## WHAT YOU ARE ASKED TO DO
Working from the records beneath this line, reproduce each one exactly.

Records from a data collection:

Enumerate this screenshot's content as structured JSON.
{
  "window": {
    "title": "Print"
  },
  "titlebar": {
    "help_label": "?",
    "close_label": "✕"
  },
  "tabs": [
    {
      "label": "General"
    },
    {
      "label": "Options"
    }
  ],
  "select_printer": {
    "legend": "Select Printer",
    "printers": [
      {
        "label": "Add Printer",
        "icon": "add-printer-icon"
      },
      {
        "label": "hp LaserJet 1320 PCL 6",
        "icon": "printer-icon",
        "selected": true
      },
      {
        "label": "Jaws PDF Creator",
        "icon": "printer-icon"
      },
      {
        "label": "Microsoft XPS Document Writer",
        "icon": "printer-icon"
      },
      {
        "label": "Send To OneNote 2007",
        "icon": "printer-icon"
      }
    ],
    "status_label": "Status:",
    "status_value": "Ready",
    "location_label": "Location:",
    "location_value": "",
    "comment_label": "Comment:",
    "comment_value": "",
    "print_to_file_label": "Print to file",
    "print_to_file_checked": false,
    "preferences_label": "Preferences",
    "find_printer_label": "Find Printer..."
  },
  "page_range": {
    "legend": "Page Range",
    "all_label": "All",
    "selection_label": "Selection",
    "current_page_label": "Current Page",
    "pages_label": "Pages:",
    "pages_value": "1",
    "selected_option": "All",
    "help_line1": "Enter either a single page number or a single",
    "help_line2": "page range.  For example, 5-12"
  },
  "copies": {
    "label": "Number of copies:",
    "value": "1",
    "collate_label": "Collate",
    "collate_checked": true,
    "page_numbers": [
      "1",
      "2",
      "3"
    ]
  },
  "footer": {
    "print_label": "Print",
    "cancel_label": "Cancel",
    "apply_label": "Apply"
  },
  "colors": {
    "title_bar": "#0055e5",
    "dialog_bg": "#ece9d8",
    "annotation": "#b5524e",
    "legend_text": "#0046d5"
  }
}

## RESULT OF THE TASK
Enumerate this screenshot's content as structured JSON.
{
  "window": {
    "title": "Print"
  },
  "titlebar": {
    "help_label": "?",
    "close_label": "✕"
  },
  "tabs": [
    {
      "label": "General"
    },
    {
      "label": "Options"
    }
  ],
  "select_printer": {
    "legend": "Select Printer",
    "printers": [
      {
        "label": "Add Printer",
        "icon": "add-printer-icon"
      },
      {
        "label": "hp LaserJet 1320 PCL 6",
        "icon": "printer-icon",
        "selected": true
      },
      {
        "label": "Jaws PDF Creator",
        "icon": "printer-icon"
      },
      {
        "label": "Microsoft XPS Document Writer",
        "icon": "printer-icon"
      },
      {
        "label": "Send To OneNote 2007",
        "icon": "printer-icon"
      }
    ],
    "status_label": "Status:",
    "status_value": "Ready",
    "location_label": "Location:",
    "location_value": "",
    "comment_label": "Comment:",
    "comment_value": "",
    "print_to_file_label": "Print to file",
    "print_to_file_checked": false,
    "preferences_label": "Preferences",
    "find_printer_label": "Find Printer..."
  },
  "page_range": {
    "legend": "Page Range",
    "all_label": "All",
    "selection_label": "Selection",
    "current_page_label": "Current Page",
    "pages_label": "Pages:",
    "pages_value": "1",
    "selected_option": "All",
    "help_line1": "Enter either a single page number or a single",
    "help_line2": "page range.  For example, 5-12"
  },
  "copies": {
    "label": "Number of copies:",
    "value": "1",
    "collate_label": "Collate",
    "collate_checked": true,
    "page_numbers": [
      "1",
      "2",
      "3"
    ]
  },
  "footer": {
    "print_label": "Print",
    "cancel_label": "Cancel",
    "apply_label": "Apply"
  },
  "colors": {
    "title_bar": "#0055e5",
    "dialog_bg": "#ece9d8",
    "annotation": "#b5524e",
    "legend_text": "#0046d5"
  }
}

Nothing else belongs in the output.